*DATASET CONTENT*
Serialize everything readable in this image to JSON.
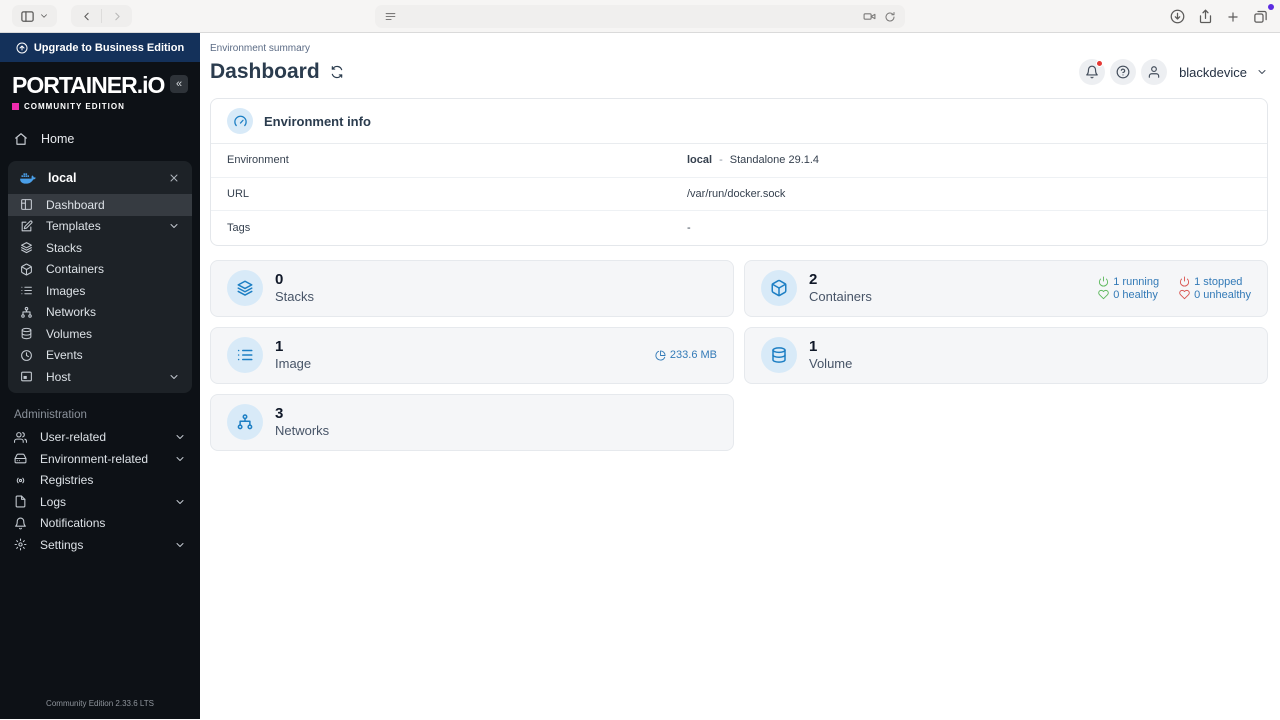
{
  "browser": {
    "url": "",
    "left_icons": [
      "sidebar-toggle-icon",
      "chevron-down-icon",
      "back-icon",
      "forward-icon"
    ],
    "address_icons": [
      "reader-icon",
      "privacy-camera-icon",
      "reload-icon"
    ],
    "right_icons": [
      "downloads-icon",
      "share-icon",
      "new-tab-icon",
      "tab-overview-icon"
    ]
  },
  "sidebar": {
    "upgrade_banner": "Upgrade to Business Edition",
    "logo": "PORTAINER.iO",
    "edition": "COMMUNITY EDITION",
    "collapse_label": "«",
    "home_label": "Home",
    "environment": {
      "name": "local",
      "items": [
        {
          "label": "Dashboard",
          "icon": "dashboard-icon",
          "active": true
        },
        {
          "label": "Templates",
          "icon": "templates-icon",
          "chevron": true
        },
        {
          "label": "Stacks",
          "icon": "stacks-icon"
        },
        {
          "label": "Containers",
          "icon": "containers-icon"
        },
        {
          "label": "Images",
          "icon": "images-icon"
        },
        {
          "label": "Networks",
          "icon": "networks-icon"
        },
        {
          "label": "Volumes",
          "icon": "volumes-icon"
        },
        {
          "label": "Events",
          "icon": "events-icon"
        },
        {
          "label": "Host",
          "icon": "host-icon",
          "chevron": true
        }
      ]
    },
    "admin": {
      "title": "Administration",
      "items": [
        {
          "label": "User-related",
          "icon": "users-icon",
          "chevron": true
        },
        {
          "label": "Environment-related",
          "icon": "hard-drive-icon",
          "chevron": true
        },
        {
          "label": "Registries",
          "icon": "registry-icon"
        },
        {
          "label": "Logs",
          "icon": "logs-icon",
          "chevron": true
        },
        {
          "label": "Notifications",
          "icon": "bell-icon"
        },
        {
          "label": "Settings",
          "icon": "settings-icon",
          "chevron": true
        }
      ]
    },
    "footer": "Community Edition 2.33.6 LTS"
  },
  "header": {
    "breadcrumb": "Environment summary",
    "title": "Dashboard",
    "username": "blackdevice"
  },
  "env_info": {
    "title": "Environment info",
    "rows": {
      "environment": {
        "label": "Environment",
        "name": "local",
        "sep": "-",
        "detail": "Standalone 29.1.4"
      },
      "url": {
        "label": "URL",
        "value": "/var/run/docker.sock"
      },
      "tags": {
        "label": "Tags",
        "value": "-"
      }
    }
  },
  "cards": {
    "stacks": {
      "count": "0",
      "label": "Stacks"
    },
    "containers": {
      "count": "2",
      "label": "Containers",
      "stats": [
        {
          "text": "1 running",
          "icon": "power-icon",
          "status": "green"
        },
        {
          "text": "1 stopped",
          "icon": "power-icon",
          "status": "red"
        },
        {
          "text": "0 healthy",
          "icon": "heart-icon",
          "status": "green"
        },
        {
          "text": "0 unhealthy",
          "icon": "heart-icon",
          "status": "red"
        }
      ]
    },
    "image": {
      "count": "1",
      "label": "Image",
      "size": "233.6 MB",
      "size_icon": "pie-chart-icon"
    },
    "volume": {
      "count": "1",
      "label": "Volume"
    },
    "networks": {
      "count": "3",
      "label": "Networks"
    }
  },
  "colors": {
    "accent_blue": "#337ab7",
    "icon_blue": "#1d7fc4",
    "banner_navy": "#14315a",
    "brand_magenta": "#ee2bad",
    "status_green": "#5cb85c",
    "status_red": "#d9534f",
    "sidebar_bg": "#0d1116"
  }
}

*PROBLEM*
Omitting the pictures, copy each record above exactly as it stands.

*ANSWER*
Serialize everything readable in this image to JSON.
{
  "browser": {
    "url": "",
    "left_icons": [
      "sidebar-toggle-icon",
      "chevron-down-icon",
      "back-icon",
      "forward-icon"
    ],
    "address_icons": [
      "reader-icon",
      "privacy-camera-icon",
      "reload-icon"
    ],
    "right_icons": [
      "downloads-icon",
      "share-icon",
      "new-tab-icon",
      "tab-overview-icon"
    ]
  },
  "sidebar": {
    "upgrade_banner": "Upgrade to Business Edition",
    "logo": "PORTAINER.iO",
    "edition": "COMMUNITY EDITION",
    "collapse_label": "«",
    "home_label": "Home",
    "environment": {
      "name": "local",
      "items": [
        {
          "label": "Dashboard",
          "icon": "dashboard-icon",
          "active": true
        },
        {
          "label": "Templates",
          "icon": "templates-icon",
          "chevron": true
        },
        {
          "label": "Stacks",
          "icon": "stacks-icon"
        },
        {
          "label": "Containers",
          "icon": "containers-icon"
        },
        {
          "label": "Images",
          "icon": "images-icon"
        },
        {
          "label": "Networks",
          "icon": "networks-icon"
        },
        {
          "label": "Volumes",
          "icon": "volumes-icon"
        },
        {
          "label": "Events",
          "icon": "events-icon"
        },
        {
          "label": "Host",
          "icon": "host-icon",
          "chevron": true
        }
      ]
    },
    "admin": {
      "title": "Administration",
      "items": [
        {
          "label": "User-related",
          "icon": "users-icon",
          "chevron": true
        },
        {
          "label": "Environment-related",
          "icon": "hard-drive-icon",
          "chevron": true
        },
        {
          "label": "Registries",
          "icon": "registry-icon"
        },
        {
          "label": "Logs",
          "icon": "logs-icon",
          "chevron": true
        },
        {
          "label": "Notifications",
          "icon": "bell-icon"
        },
        {
          "label": "Settings",
          "icon": "settings-icon",
          "chevron": true
        }
      ]
    },
    "footer": "Community Edition 2.33.6 LTS"
  },
  "header": {
    "breadcrumb": "Environment summary",
    "title": "Dashboard",
    "username": "blackdevice"
  },
  "env_info": {
    "title": "Environment info",
    "rows": {
      "environment": {
        "label": "Environment",
        "name": "local",
        "sep": "-",
        "detail": "Standalone 29.1.4"
      },
      "url": {
        "label": "URL",
        "value": "/var/run/docker.sock"
      },
      "tags": {
        "label": "Tags",
        "value": "-"
      }
    }
  },
  "cards": {
    "stacks": {
      "count": "0",
      "label": "Stacks"
    },
    "containers": {
      "count": "2",
      "label": "Containers",
      "stats": [
        {
          "text": "1 running",
          "icon": "power-icon",
          "status": "green"
        },
        {
          "text": "1 stopped",
          "icon": "power-icon",
          "status": "red"
        },
        {
          "text": "0 healthy",
          "icon": "heart-icon",
          "status": "green"
        },
        {
          "text": "0 unhealthy",
          "icon": "heart-icon",
          "status": "red"
        }
      ]
    },
    "image": {
      "count": "1",
      "label": "Image",
      "size": "233.6 MB",
      "size_icon": "pie-chart-icon"
    },
    "volume": {
      "count": "1",
      "label": "Volume"
    },
    "networks": {
      "count": "3",
      "label": "Networks"
    }
  },
  "colors": {
    "accent_blue": "#337ab7",
    "icon_blue": "#1d7fc4",
    "banner_navy": "#14315a",
    "brand_magenta": "#ee2bad",
    "status_green": "#5cb85c",
    "status_red": "#d9534f",
    "sidebar_bg": "#0d1116"
  }
}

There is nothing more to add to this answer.